• _WHAT YOU NEED TO DO_
Could you show each line of the records that contains the word "prefix"?

Records excerpted from a collection
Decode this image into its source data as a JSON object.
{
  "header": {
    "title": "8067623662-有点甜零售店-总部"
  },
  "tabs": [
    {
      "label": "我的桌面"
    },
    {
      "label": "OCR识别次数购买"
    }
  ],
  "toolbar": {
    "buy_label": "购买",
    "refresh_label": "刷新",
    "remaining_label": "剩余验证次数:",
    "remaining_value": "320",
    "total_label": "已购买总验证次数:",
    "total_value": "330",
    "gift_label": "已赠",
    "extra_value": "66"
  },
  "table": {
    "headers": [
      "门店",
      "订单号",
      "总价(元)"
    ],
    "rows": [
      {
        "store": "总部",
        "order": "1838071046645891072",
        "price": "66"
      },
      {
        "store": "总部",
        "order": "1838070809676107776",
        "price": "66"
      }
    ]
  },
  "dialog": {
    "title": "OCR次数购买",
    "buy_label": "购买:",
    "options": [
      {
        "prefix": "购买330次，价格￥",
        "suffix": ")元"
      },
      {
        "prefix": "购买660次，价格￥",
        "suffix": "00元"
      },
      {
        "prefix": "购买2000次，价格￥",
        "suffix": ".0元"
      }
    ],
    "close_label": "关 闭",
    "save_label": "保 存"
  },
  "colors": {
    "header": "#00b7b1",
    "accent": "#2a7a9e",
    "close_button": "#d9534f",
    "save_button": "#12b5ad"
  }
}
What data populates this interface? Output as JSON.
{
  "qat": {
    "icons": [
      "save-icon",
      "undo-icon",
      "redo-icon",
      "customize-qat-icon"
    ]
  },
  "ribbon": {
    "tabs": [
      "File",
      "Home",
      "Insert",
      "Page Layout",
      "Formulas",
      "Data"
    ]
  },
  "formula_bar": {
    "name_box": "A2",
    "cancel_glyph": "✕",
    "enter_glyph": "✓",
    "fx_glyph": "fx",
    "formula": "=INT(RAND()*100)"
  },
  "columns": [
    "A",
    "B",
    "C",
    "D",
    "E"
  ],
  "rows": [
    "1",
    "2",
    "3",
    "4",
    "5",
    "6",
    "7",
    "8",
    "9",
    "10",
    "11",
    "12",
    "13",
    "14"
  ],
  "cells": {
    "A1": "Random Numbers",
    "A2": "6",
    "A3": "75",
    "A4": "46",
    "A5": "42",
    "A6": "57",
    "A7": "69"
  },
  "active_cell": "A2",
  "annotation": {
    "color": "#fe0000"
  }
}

• _SOLUTION TO THE EXERCISE_
        "prefix": "购买330次，价格￥",
        "prefix": "购买660次，价格￥",
        "prefix": "购买2000次，价格￥",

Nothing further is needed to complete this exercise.